Wrenching on a modern vehicle often requires a set of expensive and highly-specific tools. Using a generic tool on some of these cars can lead you right into a bad day. But there is still one tool with nearly universal fitment that is worth a spot in your toolbox.
Over the last few weeks we’ve kept our batteries full with a solar-powered battery trickle charger, used a right angle drill adapter to help with bodywork and broke out of trouble with an emergency escape tool. This week’s Cool Tool is the classic and still incredibly useful locking pliers.
I spent much of my holiday break working on my fleet. One of my Smart Fortwos still wasn’t starting. My Volkswagen Passat TDI had tires that kept going flat and I even saw the return of my Volkswagen Passat W8. I used a bunch of tools to do a bunch of jobs, but one kept on getting pulled out of my toolbox: old Vise-Grip locking pliers.
The invention of this tool is often credited to Danish blacksmith William Petersen. A century ago in a small town in Nebraska, Petersen found himself with a conundrum, notes the Wessels Living History Farm. He wanted to hold pieces together like a vise can, but didn’t want to go through the work of setting up a vise. Petersen developed a hand tool that combined pliers with a vise; the Vise-Grip.
My pliers first found themselves useful on the Smart Fortwo. One of the possible causes of the car’s no-start condition was a bad engine ground. Sure enough, when I looked into the engine bay I found that the ground cable was connected with a horribly rusty bolt.
I decided to replace that bolt, but found it too rotted for any socket to get a grip. The Vise-Grip was the trick, holding on tight while the teeth found grip where sockets couldn’t.
It then found use helping me swap some newer wheels onto my Passat TDI wagon.

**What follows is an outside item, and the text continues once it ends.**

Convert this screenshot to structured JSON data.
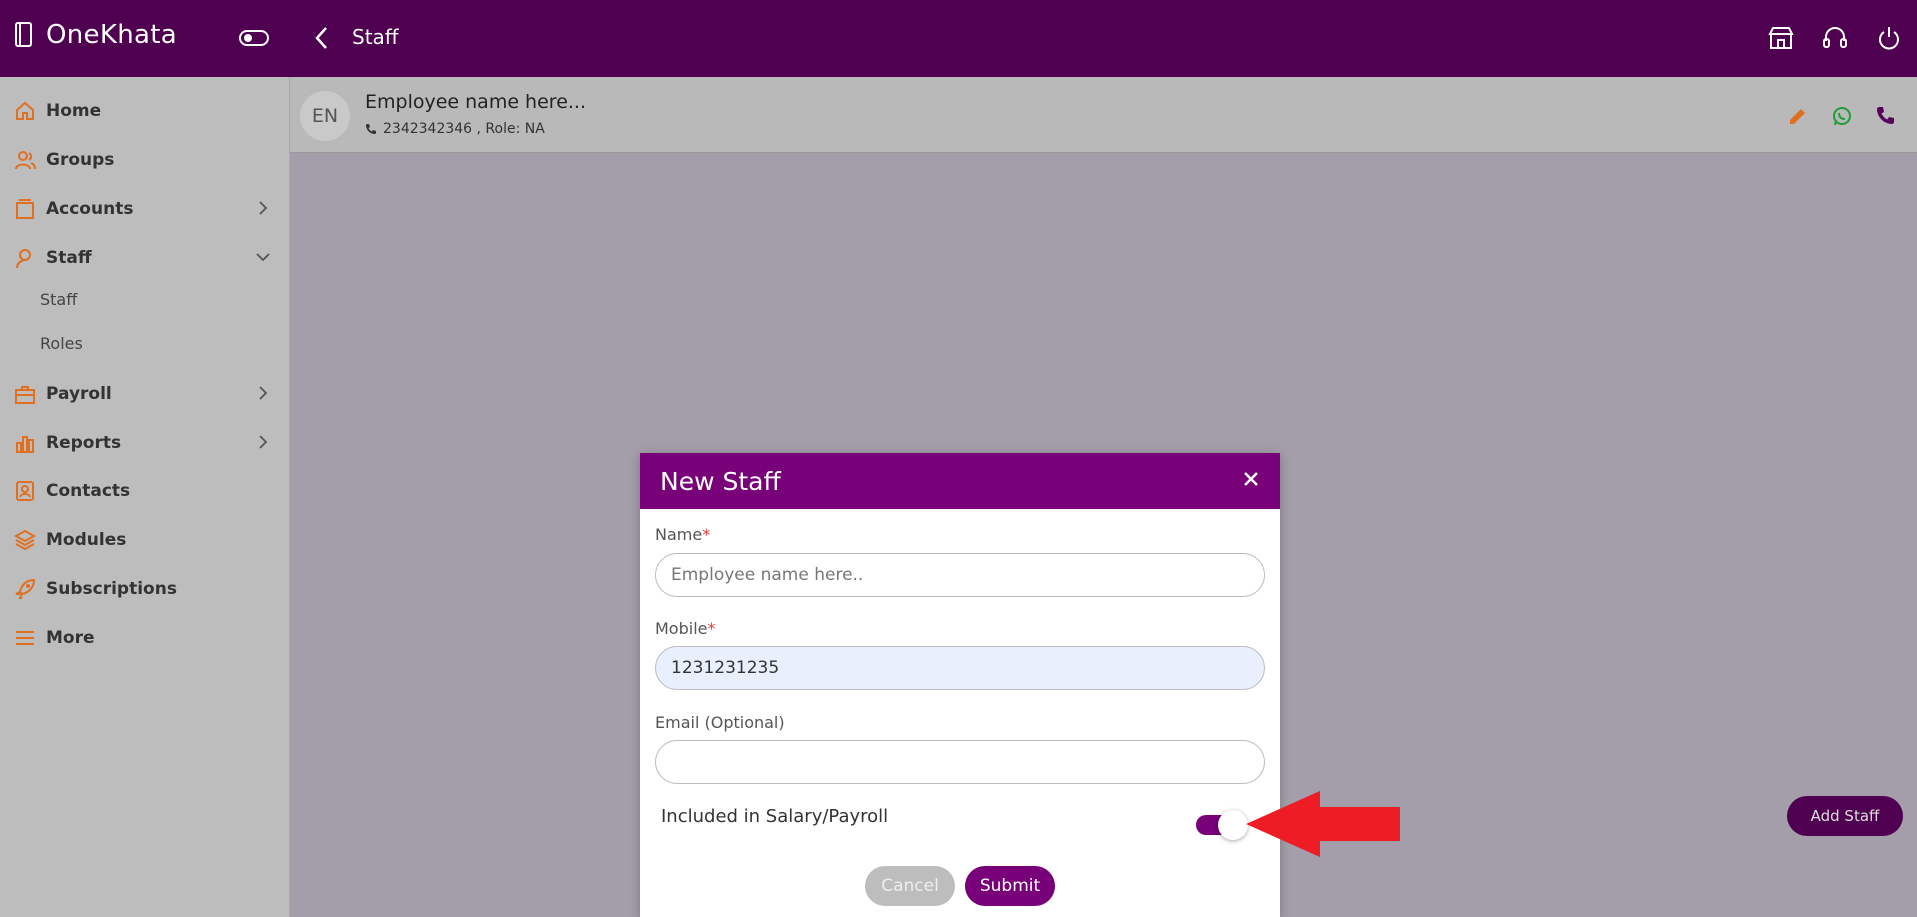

My cheap floor jack doesn’t have a handle, so I raise it using a breaker bar and release it with the Vise-Grip.
These wheels came off of a Dieselgate-era Jetta TDI. I think they look pretty nice on this B5.5 Passat.
My little Vise-Grip is useful outside of turning bolts, too. It’s currently the only way to pop the hood of my Volkswagen Phaeton. It’s as simple as locking the pliers onto the ball and pulling.
I’ve found other uses for locking pliers, too. They can work when you don’t have or lost a wrench or socket. They can also help you with pesky fittings like brake lines and fasteners that needs a tool to grip with a lot of force to help you loosen them up. And of course, you can use them to hold parts in place while you work on them.
Amusingly, despite always having a Vise-Grip in my toolbox for nearly a decade, I’ve never paid for one. Like pens, I keep finding them on the ground or in other random places. I don’t even know where my current pair came from.
If you aren’t as lucky as me, this century-old tool is dirt cheap. You can get a single for $12 or a versatile pair for $33. If you aren’t attached to name brands, you can get a bundle of them for $18.
I imagine many of you already have at least one of these. If you don’t, I highly recommend you do! If you have some, what do you use them for?